(Data records for software interfaces)
###

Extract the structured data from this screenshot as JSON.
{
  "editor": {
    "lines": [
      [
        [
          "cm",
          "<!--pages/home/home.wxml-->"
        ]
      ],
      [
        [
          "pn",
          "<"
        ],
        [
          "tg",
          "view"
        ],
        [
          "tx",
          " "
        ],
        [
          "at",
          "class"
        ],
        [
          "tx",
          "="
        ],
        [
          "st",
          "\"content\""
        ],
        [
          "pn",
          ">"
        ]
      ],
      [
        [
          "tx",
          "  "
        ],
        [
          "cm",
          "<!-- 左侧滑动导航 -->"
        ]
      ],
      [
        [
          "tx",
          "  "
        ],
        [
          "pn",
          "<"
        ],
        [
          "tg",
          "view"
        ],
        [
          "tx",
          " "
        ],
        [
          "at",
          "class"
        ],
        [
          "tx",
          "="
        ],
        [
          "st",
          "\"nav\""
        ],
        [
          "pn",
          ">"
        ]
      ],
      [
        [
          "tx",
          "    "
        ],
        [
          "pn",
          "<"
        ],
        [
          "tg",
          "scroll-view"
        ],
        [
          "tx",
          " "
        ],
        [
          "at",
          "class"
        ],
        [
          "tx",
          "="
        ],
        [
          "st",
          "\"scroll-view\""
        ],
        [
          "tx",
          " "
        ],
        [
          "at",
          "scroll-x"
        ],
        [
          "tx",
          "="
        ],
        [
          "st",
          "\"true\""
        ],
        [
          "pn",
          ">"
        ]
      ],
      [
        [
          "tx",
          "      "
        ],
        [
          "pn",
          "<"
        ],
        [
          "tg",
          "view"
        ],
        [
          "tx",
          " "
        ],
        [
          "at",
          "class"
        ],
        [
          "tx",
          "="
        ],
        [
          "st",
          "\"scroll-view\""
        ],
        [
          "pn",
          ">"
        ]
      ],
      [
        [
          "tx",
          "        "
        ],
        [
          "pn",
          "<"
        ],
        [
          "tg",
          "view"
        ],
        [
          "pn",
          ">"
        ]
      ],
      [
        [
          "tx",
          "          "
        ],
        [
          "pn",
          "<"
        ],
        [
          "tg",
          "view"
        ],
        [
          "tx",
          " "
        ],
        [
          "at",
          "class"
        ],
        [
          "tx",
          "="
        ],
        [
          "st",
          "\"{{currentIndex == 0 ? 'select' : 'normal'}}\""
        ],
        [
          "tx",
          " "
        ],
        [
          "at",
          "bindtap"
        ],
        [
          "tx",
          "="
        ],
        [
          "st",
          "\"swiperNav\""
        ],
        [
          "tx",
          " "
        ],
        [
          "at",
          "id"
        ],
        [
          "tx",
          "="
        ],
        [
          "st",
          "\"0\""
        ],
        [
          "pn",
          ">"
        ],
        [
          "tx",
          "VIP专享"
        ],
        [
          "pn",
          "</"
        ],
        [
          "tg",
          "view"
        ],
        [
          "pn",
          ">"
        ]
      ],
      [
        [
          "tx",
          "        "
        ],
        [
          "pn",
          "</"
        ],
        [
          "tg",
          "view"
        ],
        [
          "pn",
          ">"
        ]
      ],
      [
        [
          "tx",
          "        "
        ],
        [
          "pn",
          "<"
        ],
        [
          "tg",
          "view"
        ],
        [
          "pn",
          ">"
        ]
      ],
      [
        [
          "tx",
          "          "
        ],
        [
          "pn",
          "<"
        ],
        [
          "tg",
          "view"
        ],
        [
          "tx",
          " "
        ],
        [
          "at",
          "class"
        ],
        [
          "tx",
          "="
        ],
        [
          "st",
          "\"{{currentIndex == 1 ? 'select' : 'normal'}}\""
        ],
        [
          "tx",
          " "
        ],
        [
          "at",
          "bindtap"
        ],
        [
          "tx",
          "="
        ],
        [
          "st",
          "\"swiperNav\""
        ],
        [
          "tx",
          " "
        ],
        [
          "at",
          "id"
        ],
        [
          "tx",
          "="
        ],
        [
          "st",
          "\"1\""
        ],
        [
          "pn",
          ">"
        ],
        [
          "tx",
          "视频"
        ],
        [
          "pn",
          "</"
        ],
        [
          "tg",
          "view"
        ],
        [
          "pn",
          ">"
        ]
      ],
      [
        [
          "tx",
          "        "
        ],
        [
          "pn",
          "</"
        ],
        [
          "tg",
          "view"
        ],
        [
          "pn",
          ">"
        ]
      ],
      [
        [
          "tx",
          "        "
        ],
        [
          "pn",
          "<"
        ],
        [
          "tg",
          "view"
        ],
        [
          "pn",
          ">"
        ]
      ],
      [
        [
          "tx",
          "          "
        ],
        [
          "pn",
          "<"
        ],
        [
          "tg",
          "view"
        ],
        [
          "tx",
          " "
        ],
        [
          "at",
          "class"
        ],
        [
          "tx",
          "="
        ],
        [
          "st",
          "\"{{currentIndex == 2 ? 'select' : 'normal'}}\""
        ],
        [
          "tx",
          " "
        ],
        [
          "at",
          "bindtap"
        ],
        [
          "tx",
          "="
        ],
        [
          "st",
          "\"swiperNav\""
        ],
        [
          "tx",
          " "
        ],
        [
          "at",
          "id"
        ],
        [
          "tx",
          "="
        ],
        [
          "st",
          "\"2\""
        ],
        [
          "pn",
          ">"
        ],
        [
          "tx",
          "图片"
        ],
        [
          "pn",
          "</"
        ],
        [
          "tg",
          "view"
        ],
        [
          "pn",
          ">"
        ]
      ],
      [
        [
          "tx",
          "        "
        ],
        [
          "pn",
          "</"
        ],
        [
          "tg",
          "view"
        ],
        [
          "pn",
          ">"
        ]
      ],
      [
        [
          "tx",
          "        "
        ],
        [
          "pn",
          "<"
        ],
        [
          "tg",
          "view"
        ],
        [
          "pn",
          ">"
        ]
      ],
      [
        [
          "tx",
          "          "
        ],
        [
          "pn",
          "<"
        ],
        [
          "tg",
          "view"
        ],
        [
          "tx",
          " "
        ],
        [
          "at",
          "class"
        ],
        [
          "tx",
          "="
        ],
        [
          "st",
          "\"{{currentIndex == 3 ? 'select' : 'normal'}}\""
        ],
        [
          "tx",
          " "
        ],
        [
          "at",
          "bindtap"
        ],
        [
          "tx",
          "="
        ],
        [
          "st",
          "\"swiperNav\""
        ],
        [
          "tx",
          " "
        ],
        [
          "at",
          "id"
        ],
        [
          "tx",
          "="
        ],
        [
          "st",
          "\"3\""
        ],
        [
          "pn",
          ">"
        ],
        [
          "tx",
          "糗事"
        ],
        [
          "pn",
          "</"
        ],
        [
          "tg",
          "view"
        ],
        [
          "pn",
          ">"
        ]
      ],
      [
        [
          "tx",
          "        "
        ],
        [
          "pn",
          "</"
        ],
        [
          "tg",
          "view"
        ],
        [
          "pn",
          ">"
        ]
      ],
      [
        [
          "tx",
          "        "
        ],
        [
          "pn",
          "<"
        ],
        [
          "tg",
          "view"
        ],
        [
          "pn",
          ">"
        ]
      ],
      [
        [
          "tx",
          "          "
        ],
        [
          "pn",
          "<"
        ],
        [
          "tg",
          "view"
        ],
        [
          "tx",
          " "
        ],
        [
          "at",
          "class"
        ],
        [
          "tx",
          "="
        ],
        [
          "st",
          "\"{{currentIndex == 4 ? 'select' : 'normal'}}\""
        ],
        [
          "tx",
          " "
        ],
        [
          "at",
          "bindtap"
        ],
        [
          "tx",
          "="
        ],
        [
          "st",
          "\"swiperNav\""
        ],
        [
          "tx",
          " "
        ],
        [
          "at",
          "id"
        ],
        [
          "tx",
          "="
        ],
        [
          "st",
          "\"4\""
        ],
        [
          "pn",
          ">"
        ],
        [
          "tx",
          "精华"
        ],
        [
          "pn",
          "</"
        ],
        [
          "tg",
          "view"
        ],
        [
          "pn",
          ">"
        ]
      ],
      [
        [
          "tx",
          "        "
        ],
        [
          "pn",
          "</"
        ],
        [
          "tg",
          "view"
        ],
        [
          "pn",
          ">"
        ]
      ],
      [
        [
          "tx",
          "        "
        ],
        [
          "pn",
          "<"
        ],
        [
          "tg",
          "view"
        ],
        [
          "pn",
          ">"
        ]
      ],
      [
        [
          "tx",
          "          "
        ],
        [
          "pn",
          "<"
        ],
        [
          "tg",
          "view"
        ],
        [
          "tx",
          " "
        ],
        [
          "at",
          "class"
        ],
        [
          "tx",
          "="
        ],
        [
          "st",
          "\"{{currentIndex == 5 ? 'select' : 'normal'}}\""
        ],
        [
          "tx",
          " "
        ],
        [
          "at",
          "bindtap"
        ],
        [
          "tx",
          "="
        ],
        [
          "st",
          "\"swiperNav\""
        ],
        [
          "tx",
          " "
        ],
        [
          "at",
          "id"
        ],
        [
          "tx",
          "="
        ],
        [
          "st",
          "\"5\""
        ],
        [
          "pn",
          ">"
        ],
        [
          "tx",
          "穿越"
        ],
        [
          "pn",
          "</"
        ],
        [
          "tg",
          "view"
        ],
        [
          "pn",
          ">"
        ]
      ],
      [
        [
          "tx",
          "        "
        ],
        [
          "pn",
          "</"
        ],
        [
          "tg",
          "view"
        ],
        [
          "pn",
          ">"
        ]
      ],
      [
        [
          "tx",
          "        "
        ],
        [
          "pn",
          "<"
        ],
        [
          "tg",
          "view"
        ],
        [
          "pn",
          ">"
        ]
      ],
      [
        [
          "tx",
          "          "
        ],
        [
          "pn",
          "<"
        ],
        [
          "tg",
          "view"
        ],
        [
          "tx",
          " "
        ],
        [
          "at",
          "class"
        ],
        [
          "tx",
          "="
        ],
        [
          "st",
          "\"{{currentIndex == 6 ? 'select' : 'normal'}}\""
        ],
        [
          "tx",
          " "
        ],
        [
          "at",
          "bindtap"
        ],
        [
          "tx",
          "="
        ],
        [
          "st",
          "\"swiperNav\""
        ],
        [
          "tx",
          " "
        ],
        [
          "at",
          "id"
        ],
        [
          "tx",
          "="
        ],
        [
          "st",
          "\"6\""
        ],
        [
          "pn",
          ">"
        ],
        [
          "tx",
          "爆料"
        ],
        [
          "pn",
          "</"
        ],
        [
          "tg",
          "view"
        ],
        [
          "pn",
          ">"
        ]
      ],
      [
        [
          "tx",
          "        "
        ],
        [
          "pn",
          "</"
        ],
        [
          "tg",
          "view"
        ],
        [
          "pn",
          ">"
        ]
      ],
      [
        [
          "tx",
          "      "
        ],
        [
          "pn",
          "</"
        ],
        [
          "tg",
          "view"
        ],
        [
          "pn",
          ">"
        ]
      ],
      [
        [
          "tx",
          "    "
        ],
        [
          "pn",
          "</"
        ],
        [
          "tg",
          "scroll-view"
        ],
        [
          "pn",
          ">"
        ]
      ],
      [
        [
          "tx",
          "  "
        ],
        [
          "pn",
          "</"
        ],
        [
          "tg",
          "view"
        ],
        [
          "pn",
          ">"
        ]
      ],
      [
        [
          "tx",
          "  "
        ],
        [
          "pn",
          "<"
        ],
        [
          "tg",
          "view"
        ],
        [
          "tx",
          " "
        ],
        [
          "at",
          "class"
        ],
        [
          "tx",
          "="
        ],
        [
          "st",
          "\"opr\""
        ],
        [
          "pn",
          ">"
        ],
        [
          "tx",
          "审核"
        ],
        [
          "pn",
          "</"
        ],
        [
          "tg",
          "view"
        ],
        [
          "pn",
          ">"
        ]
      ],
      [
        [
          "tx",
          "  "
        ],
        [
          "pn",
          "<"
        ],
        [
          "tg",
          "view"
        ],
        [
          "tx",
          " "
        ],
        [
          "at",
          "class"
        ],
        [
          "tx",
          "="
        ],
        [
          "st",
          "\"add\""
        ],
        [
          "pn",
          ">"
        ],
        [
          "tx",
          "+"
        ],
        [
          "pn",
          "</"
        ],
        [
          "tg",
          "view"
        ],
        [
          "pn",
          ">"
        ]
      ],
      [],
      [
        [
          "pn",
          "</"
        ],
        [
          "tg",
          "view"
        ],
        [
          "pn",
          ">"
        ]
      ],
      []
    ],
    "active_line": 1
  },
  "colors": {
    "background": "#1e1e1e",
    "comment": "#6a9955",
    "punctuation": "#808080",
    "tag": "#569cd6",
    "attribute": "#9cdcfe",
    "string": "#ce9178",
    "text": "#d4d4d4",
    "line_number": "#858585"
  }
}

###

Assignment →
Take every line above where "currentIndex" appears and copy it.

Exercise response →
          "\"{{currentIndex == 0 ? 'select' : 'normal'}}\""
          "\"{{currentIndex == 1 ? 'select' : 'normal'}}\""
          "\"{{currentIndex == 2 ? 'select' : 'normal'}}\""
          "\"{{currentIndex == 3 ? 'select' : 'normal'}}\""
          "\"{{currentIndex == 4 ? 'select' : 'normal'}}\""
          "\"{{currentIndex == 5 ? 'select' : 'normal'}}\""
          "\"{{currentIndex == 6 ? 'select' : 'normal'}}\""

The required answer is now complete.